═══ RECORDS TO PROCESS ═══

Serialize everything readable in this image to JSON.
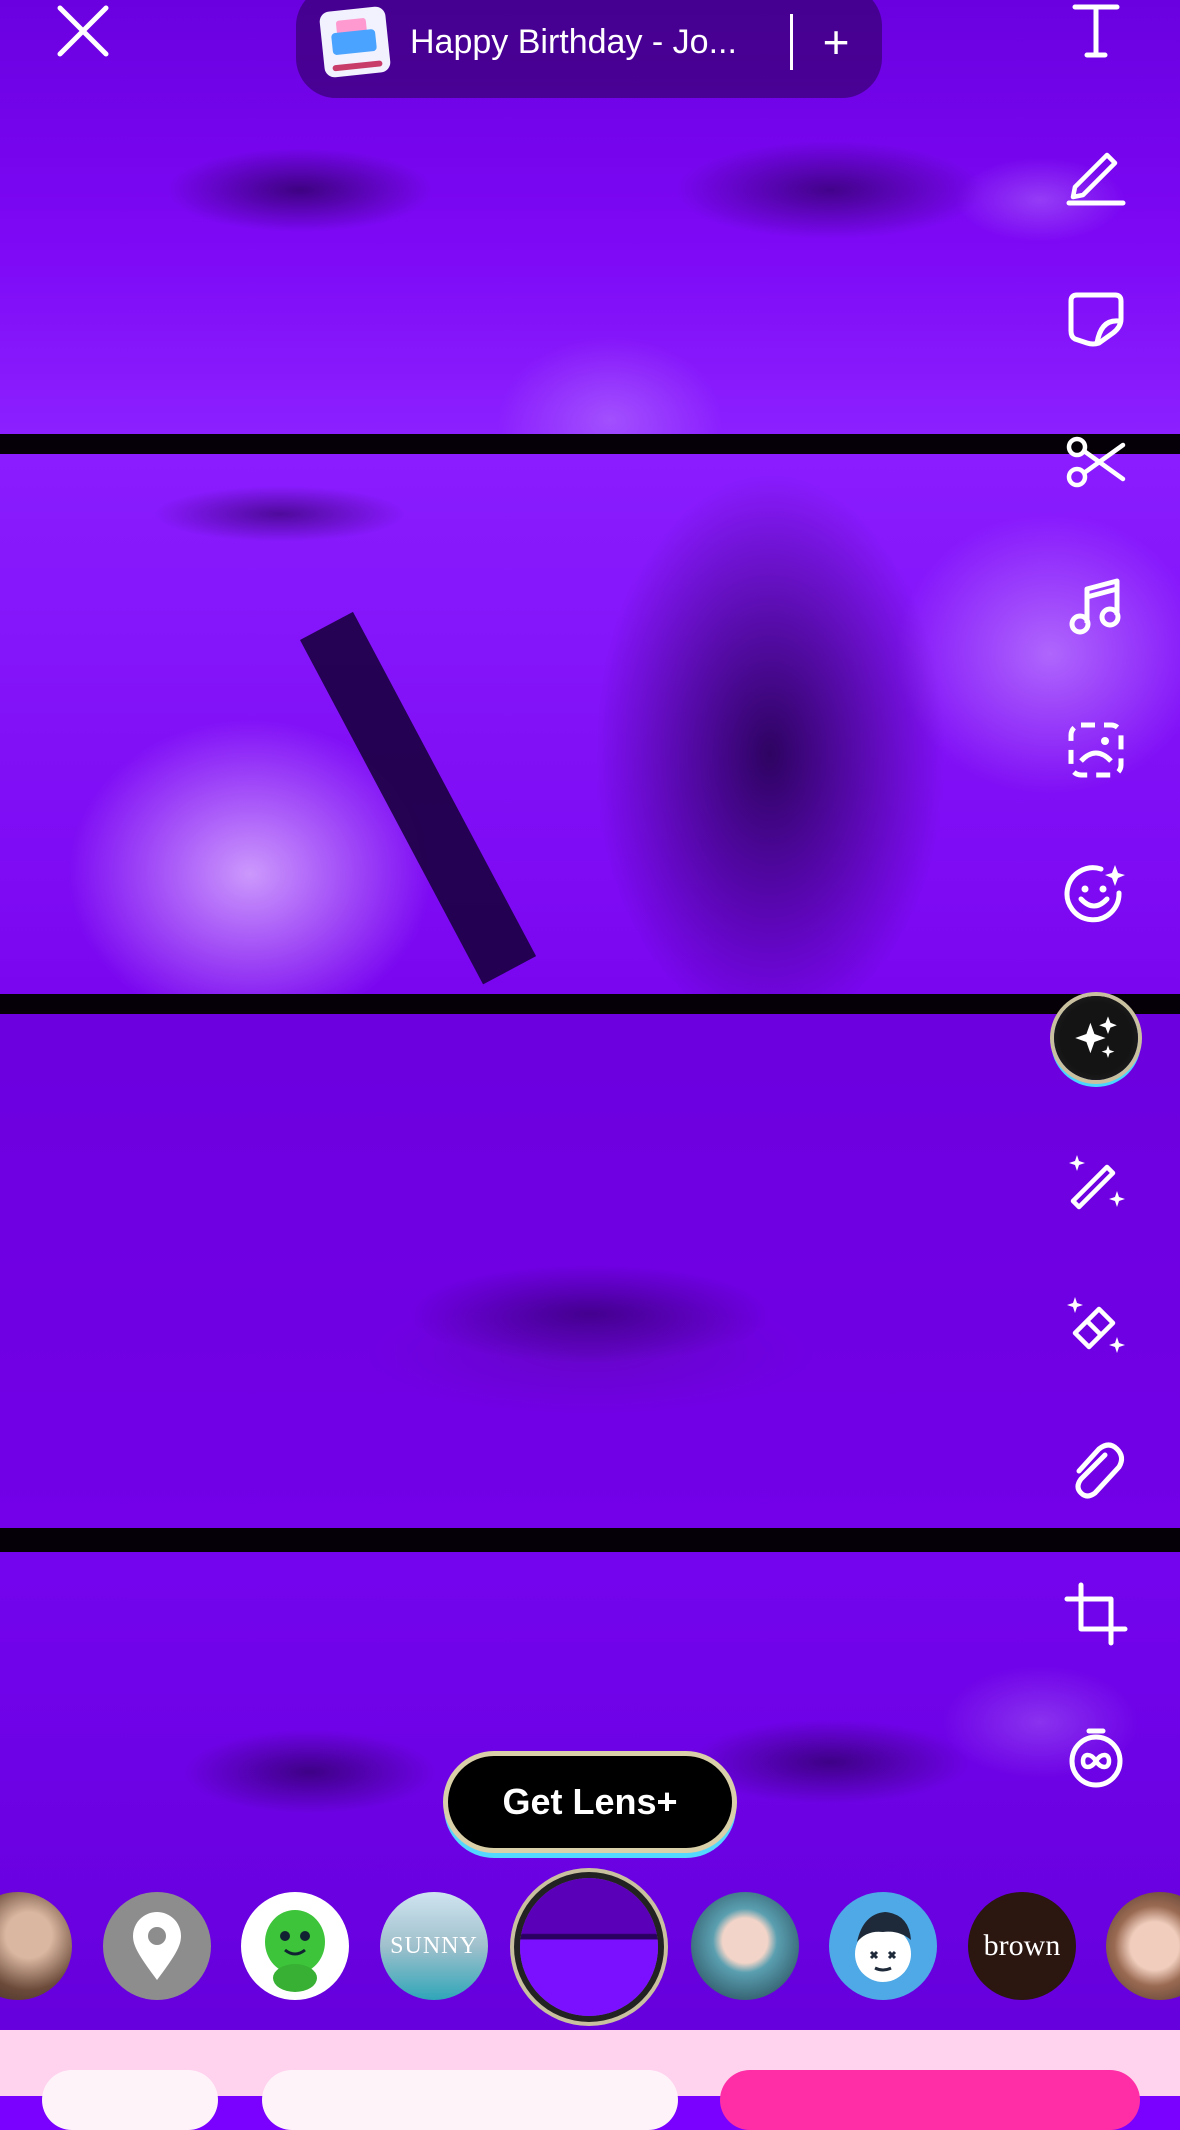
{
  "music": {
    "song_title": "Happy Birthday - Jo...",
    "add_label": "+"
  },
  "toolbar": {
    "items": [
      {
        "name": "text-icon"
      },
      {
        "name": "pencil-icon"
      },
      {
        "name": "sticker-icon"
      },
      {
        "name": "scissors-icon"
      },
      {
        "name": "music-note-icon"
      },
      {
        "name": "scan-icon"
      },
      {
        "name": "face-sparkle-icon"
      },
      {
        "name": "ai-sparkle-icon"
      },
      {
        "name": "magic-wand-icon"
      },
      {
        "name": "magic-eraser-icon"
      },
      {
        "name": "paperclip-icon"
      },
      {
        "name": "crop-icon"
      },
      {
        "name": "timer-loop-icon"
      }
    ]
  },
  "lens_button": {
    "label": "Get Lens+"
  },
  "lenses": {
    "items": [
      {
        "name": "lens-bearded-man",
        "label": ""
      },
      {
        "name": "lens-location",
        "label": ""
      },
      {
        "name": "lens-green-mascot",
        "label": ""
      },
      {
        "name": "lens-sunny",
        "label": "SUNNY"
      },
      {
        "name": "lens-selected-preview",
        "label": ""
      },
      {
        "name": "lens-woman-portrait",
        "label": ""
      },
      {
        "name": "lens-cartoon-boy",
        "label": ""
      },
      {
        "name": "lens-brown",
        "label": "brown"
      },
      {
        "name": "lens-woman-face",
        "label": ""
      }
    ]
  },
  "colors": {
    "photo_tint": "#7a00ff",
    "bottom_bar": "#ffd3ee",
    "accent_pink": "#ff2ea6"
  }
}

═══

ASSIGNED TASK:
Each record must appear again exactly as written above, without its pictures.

TASK RESPONSE:
Serialize everything readable in this image to JSON.
{
  "music": {
    "song_title": "Happy Birthday - Jo...",
    "add_label": "+"
  },
  "toolbar": {
    "items": [
      {
        "name": "text-icon"
      },
      {
        "name": "pencil-icon"
      },
      {
        "name": "sticker-icon"
      },
      {
        "name": "scissors-icon"
      },
      {
        "name": "music-note-icon"
      },
      {
        "name": "scan-icon"
      },
      {
        "name": "face-sparkle-icon"
      },
      {
        "name": "ai-sparkle-icon"
      },
      {
        "name": "magic-wand-icon"
      },
      {
        "name": "magic-eraser-icon"
      },
      {
        "name": "paperclip-icon"
      },
      {
        "name": "crop-icon"
      },
      {
        "name": "timer-loop-icon"
      }
    ]
  },
  "lens_button": {
    "label": "Get Lens+"
  },
  "lenses": {
    "items": [
      {
        "name": "lens-bearded-man",
        "label": ""
      },
      {
        "name": "lens-location",
        "label": ""
      },
      {
        "name": "lens-green-mascot",
        "label": ""
      },
      {
        "name": "lens-sunny",
        "label": "SUNNY"
      },
      {
        "name": "lens-selected-preview",
        "label": ""
      },
      {
        "name": "lens-woman-portrait",
        "label": ""
      },
      {
        "name": "lens-cartoon-boy",
        "label": ""
      },
      {
        "name": "lens-brown",
        "label": "brown"
      },
      {
        "name": "lens-woman-face",
        "label": ""
      }
    ]
  },
  "colors": {
    "photo_tint": "#7a00ff",
    "bottom_bar": "#ffd3ee",
    "accent_pink": "#ff2ea6"
  }
}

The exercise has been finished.